Look through the records below and give the number of lines holding the string "Priority", nothing more.

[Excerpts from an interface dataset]
——————

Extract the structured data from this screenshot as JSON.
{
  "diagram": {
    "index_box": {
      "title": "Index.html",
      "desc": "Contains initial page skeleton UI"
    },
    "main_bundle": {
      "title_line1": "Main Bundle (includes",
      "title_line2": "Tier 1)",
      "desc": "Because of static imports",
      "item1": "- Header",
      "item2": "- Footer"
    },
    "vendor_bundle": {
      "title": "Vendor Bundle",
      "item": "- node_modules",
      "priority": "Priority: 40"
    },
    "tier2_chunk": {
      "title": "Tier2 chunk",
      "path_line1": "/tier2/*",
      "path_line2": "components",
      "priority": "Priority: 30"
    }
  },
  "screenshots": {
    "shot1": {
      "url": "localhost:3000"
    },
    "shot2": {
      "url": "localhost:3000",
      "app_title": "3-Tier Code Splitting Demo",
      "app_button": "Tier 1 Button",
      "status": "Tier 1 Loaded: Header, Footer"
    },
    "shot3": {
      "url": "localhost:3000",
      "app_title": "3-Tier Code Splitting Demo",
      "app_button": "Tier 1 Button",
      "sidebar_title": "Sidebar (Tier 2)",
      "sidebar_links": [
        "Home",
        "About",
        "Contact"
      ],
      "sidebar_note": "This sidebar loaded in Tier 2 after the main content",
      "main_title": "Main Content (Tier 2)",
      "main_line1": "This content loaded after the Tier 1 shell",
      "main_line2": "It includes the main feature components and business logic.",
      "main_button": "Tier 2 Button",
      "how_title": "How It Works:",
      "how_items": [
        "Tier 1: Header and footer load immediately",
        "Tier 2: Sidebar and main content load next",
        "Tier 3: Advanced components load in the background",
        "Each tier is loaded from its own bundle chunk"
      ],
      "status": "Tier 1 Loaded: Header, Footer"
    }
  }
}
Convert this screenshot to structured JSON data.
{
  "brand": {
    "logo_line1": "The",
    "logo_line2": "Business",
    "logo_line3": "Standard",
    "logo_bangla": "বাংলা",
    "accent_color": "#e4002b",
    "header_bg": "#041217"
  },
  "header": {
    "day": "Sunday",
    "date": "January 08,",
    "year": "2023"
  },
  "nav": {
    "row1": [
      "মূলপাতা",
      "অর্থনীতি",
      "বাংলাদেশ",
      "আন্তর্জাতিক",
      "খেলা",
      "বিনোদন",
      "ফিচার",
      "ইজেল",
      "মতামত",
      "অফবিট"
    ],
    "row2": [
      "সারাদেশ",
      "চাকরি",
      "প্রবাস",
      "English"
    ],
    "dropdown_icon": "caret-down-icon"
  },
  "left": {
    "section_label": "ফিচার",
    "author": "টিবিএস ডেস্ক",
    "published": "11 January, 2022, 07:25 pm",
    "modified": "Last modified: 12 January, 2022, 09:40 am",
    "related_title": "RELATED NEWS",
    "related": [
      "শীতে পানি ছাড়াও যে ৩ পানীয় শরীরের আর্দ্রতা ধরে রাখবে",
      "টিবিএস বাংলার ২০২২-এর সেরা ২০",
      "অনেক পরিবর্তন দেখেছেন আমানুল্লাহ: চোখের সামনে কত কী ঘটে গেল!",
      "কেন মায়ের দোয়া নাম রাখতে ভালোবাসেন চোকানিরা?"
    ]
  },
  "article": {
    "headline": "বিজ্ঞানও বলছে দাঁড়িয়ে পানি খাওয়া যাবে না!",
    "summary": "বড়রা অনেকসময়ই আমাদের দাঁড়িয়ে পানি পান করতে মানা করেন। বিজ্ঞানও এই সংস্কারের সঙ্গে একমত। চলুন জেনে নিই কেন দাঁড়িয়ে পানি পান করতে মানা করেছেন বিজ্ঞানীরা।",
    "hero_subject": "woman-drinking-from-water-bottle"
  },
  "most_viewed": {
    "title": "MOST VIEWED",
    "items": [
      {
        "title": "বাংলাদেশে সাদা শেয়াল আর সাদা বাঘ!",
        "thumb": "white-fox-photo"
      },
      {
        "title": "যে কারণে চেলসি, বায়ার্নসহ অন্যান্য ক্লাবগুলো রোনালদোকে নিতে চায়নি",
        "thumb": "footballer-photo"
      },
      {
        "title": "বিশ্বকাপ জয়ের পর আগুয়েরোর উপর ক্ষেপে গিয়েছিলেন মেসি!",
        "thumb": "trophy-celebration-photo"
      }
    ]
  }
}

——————

■ **OUTPUT FOR THIS TASK**
2